## WHAT THE TASK REQUIRES
The entries below should be output exactly as written.

====== DATA FOR THIS EXERCISE ======

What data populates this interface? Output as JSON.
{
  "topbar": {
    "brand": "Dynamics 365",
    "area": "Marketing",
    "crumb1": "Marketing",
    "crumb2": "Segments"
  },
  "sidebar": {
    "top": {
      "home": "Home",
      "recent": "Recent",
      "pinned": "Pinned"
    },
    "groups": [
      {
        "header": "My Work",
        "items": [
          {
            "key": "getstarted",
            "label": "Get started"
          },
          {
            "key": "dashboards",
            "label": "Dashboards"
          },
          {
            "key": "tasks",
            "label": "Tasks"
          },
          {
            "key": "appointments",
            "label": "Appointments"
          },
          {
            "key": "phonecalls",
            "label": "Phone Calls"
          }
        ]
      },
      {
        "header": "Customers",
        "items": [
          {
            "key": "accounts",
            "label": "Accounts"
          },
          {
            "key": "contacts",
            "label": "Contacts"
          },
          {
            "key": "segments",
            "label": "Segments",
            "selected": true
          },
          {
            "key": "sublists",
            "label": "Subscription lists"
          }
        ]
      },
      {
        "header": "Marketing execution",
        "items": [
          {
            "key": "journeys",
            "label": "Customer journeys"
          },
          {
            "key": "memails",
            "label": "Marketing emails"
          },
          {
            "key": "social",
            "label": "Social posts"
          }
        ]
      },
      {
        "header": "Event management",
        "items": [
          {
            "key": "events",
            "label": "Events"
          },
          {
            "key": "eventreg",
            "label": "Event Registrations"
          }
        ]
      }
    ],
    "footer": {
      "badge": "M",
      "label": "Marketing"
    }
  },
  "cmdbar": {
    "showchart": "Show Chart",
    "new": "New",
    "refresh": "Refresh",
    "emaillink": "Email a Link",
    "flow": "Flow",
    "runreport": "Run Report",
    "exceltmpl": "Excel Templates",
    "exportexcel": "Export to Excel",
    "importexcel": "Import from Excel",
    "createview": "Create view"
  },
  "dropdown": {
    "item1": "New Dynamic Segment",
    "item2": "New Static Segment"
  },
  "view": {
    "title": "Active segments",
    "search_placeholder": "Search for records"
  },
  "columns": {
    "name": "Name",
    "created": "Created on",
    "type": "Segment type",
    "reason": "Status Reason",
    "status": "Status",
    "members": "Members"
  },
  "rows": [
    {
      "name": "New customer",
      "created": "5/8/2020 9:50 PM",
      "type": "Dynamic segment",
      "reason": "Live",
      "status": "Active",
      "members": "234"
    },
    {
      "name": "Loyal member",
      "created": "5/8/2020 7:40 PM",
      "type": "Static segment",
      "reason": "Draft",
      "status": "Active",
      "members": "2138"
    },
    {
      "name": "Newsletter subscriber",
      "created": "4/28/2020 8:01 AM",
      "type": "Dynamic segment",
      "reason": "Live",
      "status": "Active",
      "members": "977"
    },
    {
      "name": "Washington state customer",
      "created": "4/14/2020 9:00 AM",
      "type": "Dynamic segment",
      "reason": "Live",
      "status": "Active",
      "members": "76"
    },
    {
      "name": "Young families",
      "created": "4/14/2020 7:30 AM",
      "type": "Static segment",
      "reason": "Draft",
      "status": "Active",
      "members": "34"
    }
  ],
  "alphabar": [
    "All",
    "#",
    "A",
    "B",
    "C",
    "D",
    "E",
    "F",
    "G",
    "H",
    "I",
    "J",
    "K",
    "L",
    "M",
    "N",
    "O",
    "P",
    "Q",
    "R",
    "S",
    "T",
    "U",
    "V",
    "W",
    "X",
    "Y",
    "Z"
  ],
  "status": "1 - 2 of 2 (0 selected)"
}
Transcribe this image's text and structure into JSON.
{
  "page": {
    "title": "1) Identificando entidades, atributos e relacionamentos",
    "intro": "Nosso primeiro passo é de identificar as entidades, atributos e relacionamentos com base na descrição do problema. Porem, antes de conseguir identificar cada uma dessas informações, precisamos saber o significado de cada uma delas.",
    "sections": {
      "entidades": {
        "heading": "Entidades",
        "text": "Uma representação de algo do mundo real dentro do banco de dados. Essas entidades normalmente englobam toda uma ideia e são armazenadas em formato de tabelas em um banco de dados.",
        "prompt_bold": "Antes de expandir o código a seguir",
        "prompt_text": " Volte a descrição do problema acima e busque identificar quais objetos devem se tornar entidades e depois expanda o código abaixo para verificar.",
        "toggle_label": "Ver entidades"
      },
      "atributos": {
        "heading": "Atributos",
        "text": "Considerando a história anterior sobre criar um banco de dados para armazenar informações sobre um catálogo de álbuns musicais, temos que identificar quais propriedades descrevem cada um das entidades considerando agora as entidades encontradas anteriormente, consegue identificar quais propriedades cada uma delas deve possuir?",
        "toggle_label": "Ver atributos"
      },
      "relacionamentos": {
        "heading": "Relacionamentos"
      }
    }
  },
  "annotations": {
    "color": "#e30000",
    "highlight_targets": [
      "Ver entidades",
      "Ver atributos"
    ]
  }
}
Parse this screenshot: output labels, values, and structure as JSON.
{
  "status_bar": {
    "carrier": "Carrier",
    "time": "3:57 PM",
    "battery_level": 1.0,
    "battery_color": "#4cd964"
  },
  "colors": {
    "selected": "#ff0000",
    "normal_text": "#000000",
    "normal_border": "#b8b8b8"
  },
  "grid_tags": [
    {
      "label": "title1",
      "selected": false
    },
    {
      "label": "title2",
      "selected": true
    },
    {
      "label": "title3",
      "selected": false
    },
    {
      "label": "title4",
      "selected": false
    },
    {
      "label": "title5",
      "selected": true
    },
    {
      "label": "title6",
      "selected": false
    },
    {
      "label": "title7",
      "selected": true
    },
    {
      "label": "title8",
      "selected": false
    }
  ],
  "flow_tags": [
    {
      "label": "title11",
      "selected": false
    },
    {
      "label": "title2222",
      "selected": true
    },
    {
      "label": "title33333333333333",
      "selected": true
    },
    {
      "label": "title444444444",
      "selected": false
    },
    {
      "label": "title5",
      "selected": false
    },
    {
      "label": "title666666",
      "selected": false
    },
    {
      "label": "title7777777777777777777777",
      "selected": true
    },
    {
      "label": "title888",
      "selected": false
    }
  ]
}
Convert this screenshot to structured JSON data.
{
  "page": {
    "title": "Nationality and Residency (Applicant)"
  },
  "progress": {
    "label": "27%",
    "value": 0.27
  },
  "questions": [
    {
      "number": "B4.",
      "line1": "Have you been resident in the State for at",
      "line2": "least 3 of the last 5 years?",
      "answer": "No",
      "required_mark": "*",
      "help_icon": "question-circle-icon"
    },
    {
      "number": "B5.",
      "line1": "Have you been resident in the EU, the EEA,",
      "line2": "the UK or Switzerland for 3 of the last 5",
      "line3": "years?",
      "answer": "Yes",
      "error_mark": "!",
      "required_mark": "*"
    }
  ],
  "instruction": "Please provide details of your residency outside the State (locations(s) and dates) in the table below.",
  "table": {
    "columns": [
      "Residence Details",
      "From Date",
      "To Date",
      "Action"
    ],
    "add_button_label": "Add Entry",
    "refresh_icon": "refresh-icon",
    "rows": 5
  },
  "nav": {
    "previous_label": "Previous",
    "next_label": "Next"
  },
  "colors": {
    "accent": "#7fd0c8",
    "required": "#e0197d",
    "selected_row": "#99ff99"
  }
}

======

## RESPONSE TO THE TASK
What data populates this interface? Output as JSON.
{
  "topbar": {
    "brand": "Dynamics 365",
    "area": "Marketing",
    "crumb1": "Marketing",
    "crumb2": "Segments"
  },
  "sidebar": {
    "top": {
      "home": "Home",
      "recent": "Recent",
      "pinned": "Pinned"
    },
    "groups": [
      {
        "header": "My Work",
        "items": [
          {
            "key": "getstarted",
            "label": "Get started"
          },
          {
            "key": "dashboards",
            "label": "Dashboards"
          },
          {
            "key": "tasks",
            "label": "Tasks"
          },
          {
            "key": "appointments",
            "label": "Appointments"
          },
          {
            "key": "phonecalls",
            "label": "Phone Calls"
          }
        ]
      },
      {
        "header": "Customers",
        "items": [
          {
            "key": "accounts",
            "label": "Accounts"
          },
          {
            "key": "contacts",
            "label": "Contacts"
          },
          {
            "key": "segments",
            "label": "Segments",
            "selected": true
          },
          {
            "key": "sublists",
            "label": "Subscription lists"
          }
        ]
      },
      {
        "header": "Marketing execution",
        "items": [
          {
            "key": "journeys",
            "label": "Customer journeys"
          },
          {
            "key": "memails",
            "label": "Marketing emails"
          },
          {
            "key": "social",
            "label": "Social posts"
          }
        ]
      },
      {
        "header": "Event management",
        "items": [
          {
            "key": "events",
            "label": "Events"
          },
          {
            "key": "eventreg",
            "label": "Event Registrations"
          }
        ]
      }
    ],
    "footer": {
      "badge": "M",
      "label": "Marketing"
    }
  },
  "cmdbar": {
    "showchart": "Show Chart",
    "new": "New",
    "refresh": "Refresh",
    "emaillink": "Email a Link",
    "flow": "Flow",
    "runreport": "Run Report",
    "exceltmpl": "Excel Templates",
    "exportexcel": "Export to Excel",
    "importexcel": "Import from Excel",
    "createview": "Create view"
  },
  "dropdown": {
    "item1": "New Dynamic Segment",
    "item2": "New Static Segment"
  },
  "view": {
    "title": "Active segments",
    "search_placeholder": "Search for records"
  },
  "columns": {
    "name": "Name",
    "created": "Created on",
    "type": "Segment type",
    "reason": "Status Reason",
    "status": "Status",
    "members": "Members"
  },
  "rows": [
    {
      "name": "New customer",
      "created": "5/8/2020 9:50 PM",
      "type": "Dynamic segment",
      "reason": "Live",
      "status": "Active",
      "members": "234"
    },
    {
      "name": "Loyal member",
      "created": "5/8/2020 7:40 PM",
      "type": "Static segment",
      "reason": "Draft",
      "status": "Active",
      "members": "2138"
    },
    {
      "name": "Newsletter subscriber",
      "created": "4/28/2020 8:01 AM",
      "type": "Dynamic segment",
      "reason": "Live",
      "status": "Active",
      "members": "977"
    },
    {
      "name": "Washington state customer",
      "created": "4/14/2020 9:00 AM",
      "type": "Dynamic segment",
      "reason": "Live",
      "status": "Active",
      "members": "76"
    },
    {
      "name": "Young families",
      "created": "4/14/2020 7:30 AM",
      "type": "Static segment",
      "reason": "Draft",
      "status": "Active",
      "members": "34"
    }
  ],
  "alphabar": [
    "All",
    "#",
    "A",
    "B",
    "C",
    "D",
    "E",
    "F",
    "G",
    "H",
    "I",
    "J",
    "K",
    "L",
    "M",
    "N",
    "O",
    "P",
    "Q",
    "R",
    "S",
    "T",
    "U",
    "V",
    "W",
    "X",
    "Y",
    "Z"
  ],
  "status": "1 - 2 of 2 (0 selected)"
}
Transcribe this image's text and structure into JSON.
{
  "page": {
    "title": "1) Identificando entidades, atributos e relacionamentos",
    "intro": "Nosso primeiro passo é de identificar as entidades, atributos e relacionamentos com base na descrição do problema. Porem, antes de conseguir identificar cada uma dessas informações, precisamos saber o significado de cada uma delas.",
    "sections": {
      "entidades": {
        "heading": "Entidades",
        "text": "Uma representação de algo do mundo real dentro do banco de dados. Essas entidades normalmente englobam toda uma ideia e são armazenadas em formato de tabelas em um banco de dados.",
        "prompt_bold": "Antes de expandir o código a seguir",
        "prompt_text": " Volte a descrição do problema acima e busque identificar quais objetos devem se tornar entidades e depois expanda o código abaixo para verificar.",
        "toggle_label": "Ver entidades"
      },
      "atributos": {
        "heading": "Atributos",
        "text": "Considerando a história anterior sobre criar um banco de dados para armazenar informações sobre um catálogo de álbuns musicais, temos que identificar quais propriedades descrevem cada um das entidades considerando agora as entidades encontradas anteriormente, consegue identificar quais propriedades cada uma delas deve possuir?",
        "toggle_label": "Ver atributos"
      },
      "relacionamentos": {
        "heading": "Relacionamentos"
      }
    }
  },
  "annotations": {
    "color": "#e30000",
    "highlight_targets": [
      "Ver entidades",
      "Ver atributos"
    ]
  }
}
Parse this screenshot: output labels, values, and structure as JSON.
{
  "status_bar": {
    "carrier": "Carrier",
    "time": "3:57 PM",
    "battery_level": 1.0,
    "battery_color": "#4cd964"
  },
  "colors": {
    "selected": "#ff0000",
    "normal_text": "#000000",
    "normal_border": "#b8b8b8"
  },
  "grid_tags": [
    {
      "label": "title1",
      "selected": false
    },
    {
      "label": "title2",
      "selected": true
    },
    {
      "label": "title3",
      "selected": false
    },
    {
      "label": "title4",
      "selected": false
    },
    {
      "label": "title5",
      "selected": true
    },
    {
      "label": "title6",
      "selected": false
    },
    {
      "label": "title7",
      "selected": true
    },
    {
      "label": "title8",
      "selected": false
    }
  ],
  "flow_tags": [
    {
      "label": "title11",
      "selected": false
    },
    {
      "label": "title2222",
      "selected": true
    },
    {
      "label": "title33333333333333",
      "selected": true
    },
    {
      "label": "title444444444",
      "selected": false
    },
    {
      "label": "title5",
      "selected": false
    },
    {
      "label": "title666666",
      "selected": false
    },
    {
      "label": "title7777777777777777777777",
      "selected": true
    },
    {
      "label": "title888",
      "selected": false
    }
  ]
}
Convert this screenshot to structured JSON data.
{
  "page": {
    "title": "Nationality and Residency (Applicant)"
  },
  "progress": {
    "label": "27%",
    "value": 0.27
  },
  "questions": [
    {
      "number": "B4.",
      "line1": "Have you been resident in the State for at",
      "line2": "least 3 of the last 5 years?",
      "answer": "No",
      "required_mark": "*",
      "help_icon": "question-circle-icon"
    },
    {
      "number": "B5.",
      "line1": "Have you been resident in the EU, the EEA,",
      "line2": "the UK or Switzerland for 3 of the last 5",
      "line3": "years?",
      "answer": "Yes",
      "error_mark": "!",
      "required_mark": "*"
    }
  ],
  "instruction": "Please provide details of your residency outside the State (locations(s) and dates) in the table below.",
  "table": {
    "columns": [
      "Residence Details",
      "From Date",
      "To Date",
      "Action"
    ],
    "add_button_label": "Add Entry",
    "refresh_icon": "refresh-icon",
    "rows": 5
  },
  "nav": {
    "previous_label": "Previous",
    "next_label": "Next"
  },
  "colors": {
    "accent": "#7fd0c8",
    "required": "#e0197d",
    "selected_row": "#99ff99"
  }
}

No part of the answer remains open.